Copy out each line of the data that holds the word "Εμπειρία".

....

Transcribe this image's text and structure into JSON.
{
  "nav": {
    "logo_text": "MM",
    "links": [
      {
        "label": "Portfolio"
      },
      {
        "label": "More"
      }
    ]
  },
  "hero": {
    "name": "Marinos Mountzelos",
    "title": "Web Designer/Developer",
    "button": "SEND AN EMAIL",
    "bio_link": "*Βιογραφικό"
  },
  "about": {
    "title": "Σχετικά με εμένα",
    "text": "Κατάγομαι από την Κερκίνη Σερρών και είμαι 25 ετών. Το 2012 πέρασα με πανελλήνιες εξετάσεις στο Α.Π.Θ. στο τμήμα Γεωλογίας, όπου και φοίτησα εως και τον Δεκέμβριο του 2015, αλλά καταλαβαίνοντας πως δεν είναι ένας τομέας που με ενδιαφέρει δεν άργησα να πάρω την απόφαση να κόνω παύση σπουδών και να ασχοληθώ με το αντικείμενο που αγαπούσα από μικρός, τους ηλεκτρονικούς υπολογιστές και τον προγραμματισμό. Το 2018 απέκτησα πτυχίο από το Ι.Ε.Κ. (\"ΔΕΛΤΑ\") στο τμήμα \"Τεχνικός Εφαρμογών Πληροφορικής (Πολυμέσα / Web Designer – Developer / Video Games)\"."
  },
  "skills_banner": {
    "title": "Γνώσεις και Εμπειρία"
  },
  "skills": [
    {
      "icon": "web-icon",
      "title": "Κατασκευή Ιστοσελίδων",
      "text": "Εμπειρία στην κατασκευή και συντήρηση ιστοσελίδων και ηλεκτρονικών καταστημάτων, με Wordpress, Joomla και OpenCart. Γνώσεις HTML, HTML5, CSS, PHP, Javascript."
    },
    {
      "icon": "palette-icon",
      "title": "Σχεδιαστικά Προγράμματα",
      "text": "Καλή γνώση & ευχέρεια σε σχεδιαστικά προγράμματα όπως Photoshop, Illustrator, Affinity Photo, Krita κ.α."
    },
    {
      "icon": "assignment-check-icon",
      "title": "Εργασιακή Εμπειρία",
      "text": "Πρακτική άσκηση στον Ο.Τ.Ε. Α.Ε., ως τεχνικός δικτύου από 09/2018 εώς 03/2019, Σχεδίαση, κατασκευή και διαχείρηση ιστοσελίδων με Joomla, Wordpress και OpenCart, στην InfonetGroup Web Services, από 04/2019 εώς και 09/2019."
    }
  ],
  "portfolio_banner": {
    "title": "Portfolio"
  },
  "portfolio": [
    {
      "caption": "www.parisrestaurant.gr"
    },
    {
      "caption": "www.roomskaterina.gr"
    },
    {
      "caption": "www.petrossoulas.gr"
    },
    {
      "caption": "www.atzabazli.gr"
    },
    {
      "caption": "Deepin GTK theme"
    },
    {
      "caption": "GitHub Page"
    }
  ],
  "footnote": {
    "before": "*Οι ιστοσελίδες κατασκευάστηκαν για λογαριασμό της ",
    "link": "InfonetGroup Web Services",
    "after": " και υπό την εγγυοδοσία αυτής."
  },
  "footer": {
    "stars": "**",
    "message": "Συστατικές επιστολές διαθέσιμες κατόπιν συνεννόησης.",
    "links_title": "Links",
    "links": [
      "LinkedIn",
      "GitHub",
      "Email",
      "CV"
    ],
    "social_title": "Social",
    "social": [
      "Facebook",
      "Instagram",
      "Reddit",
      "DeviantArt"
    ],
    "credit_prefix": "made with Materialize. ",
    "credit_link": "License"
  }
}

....

__WRITTEN ANSWER__.
    "title": "Γνώσεις και Εμπειρία"
      "text": "Εμπειρία στην κατασκευή και συντήρηση ιστοσελίδων και ηλεκτρονικών καταστημάτων, με Wordpress, Joomla και OpenCart. Γνώσεις HTML, HTML5, CSS, PHP, Javascript."
      "title": "Εργασιακή Εμπειρία",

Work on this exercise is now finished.